'''
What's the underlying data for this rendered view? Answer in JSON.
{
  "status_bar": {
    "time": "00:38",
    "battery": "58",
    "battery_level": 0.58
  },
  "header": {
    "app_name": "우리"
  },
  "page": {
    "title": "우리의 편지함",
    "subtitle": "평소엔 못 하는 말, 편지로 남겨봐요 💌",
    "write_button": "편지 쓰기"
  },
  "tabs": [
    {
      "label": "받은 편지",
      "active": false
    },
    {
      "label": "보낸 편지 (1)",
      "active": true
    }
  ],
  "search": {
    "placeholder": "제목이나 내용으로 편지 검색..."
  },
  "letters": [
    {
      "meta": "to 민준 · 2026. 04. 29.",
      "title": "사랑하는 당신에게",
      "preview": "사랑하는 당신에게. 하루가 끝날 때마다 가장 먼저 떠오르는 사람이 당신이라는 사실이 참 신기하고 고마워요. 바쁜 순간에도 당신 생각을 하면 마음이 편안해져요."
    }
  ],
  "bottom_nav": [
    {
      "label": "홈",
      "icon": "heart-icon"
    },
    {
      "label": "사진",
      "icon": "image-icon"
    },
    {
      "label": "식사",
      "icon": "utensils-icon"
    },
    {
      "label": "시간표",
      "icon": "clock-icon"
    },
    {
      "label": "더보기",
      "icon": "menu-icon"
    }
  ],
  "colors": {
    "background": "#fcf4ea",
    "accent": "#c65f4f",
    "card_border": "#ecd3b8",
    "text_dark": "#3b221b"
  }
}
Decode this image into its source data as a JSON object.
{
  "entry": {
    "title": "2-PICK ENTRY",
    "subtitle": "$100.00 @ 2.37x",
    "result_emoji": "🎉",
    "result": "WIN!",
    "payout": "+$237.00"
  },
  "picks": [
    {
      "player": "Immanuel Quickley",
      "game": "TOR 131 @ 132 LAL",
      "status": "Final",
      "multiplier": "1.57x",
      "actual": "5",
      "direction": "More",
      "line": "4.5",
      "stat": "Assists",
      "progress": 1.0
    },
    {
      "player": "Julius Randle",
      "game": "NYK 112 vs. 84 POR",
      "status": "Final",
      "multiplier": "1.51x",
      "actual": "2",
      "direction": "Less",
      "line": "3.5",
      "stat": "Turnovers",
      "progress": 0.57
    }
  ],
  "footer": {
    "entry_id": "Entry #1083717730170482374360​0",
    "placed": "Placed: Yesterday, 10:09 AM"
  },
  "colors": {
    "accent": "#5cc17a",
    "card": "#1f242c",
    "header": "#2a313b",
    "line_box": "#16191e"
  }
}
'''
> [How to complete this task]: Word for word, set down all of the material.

> [Reply]:
What's the underlying data for this rendered view? Answer in JSON.
{
  "status_bar": {
    "time": "00:38",
    "battery": "58",
    "battery_level": 0.58
  },
  "header": {
    "app_name": "우리"
  },
  "page": {
    "title": "우리의 편지함",
    "subtitle": "평소엔 못 하는 말, 편지로 남겨봐요 💌",
    "write_button": "편지 쓰기"
  },
  "tabs": [
    {
      "label": "받은 편지",
      "active": false
    },
    {
      "label": "보낸 편지 (1)",
      "active": true
    }
  ],
  "search": {
    "placeholder": "제목이나 내용으로 편지 검색..."
  },
  "letters": [
    {
      "meta": "to 민준 · 2026. 04. 29.",
      "title": "사랑하는 당신에게",
      "preview": "사랑하는 당신에게. 하루가 끝날 때마다 가장 먼저 떠오르는 사람이 당신이라는 사실이 참 신기하고 고마워요. 바쁜 순간에도 당신 생각을 하면 마음이 편안해져요."
    }
  ],
  "bottom_nav": [
    {
      "label": "홈",
      "icon": "heart-icon"
    },
    {
      "label": "사진",
      "icon": "image-icon"
    },
    {
      "label": "식사",
      "icon": "utensils-icon"
    },
    {
      "label": "시간표",
      "icon": "clock-icon"
    },
    {
      "label": "더보기",
      "icon": "menu-icon"
    }
  ],
  "colors": {
    "background": "#fcf4ea",
    "accent": "#c65f4f",
    "card_border": "#ecd3b8",
    "text_dark": "#3b221b"
  }
}
Decode this image into its source data as a JSON object.
{
  "entry": {
    "title": "2-PICK ENTRY",
    "subtitle": "$100.00 @ 2.37x",
    "result_emoji": "🎉",
    "result": "WIN!",
    "payout": "+$237.00"
  },
  "picks": [
    {
      "player": "Immanuel Quickley",
      "game": "TOR 131 @ 132 LAL",
      "status": "Final",
      "multiplier": "1.57x",
      "actual": "5",
      "direction": "More",
      "line": "4.5",
      "stat": "Assists",
      "progress": 1.0
    },
    {
      "player": "Julius Randle",
      "game": "NYK 112 vs. 84 POR",
      "status": "Final",
      "multiplier": "1.51x",
      "actual": "2",
      "direction": "Less",
      "line": "3.5",
      "stat": "Turnovers",
      "progress": 0.57
    }
  ],
  "footer": {
    "entry_id": "Entry #1083717730170482374360​0",
    "placed": "Placed: Yesterday, 10:09 AM"
  },
  "colors": {
    "accent": "#5cc17a",
    "card": "#1f242c",
    "header": "#2a313b",
    "line_box": "#16191e"
  }
}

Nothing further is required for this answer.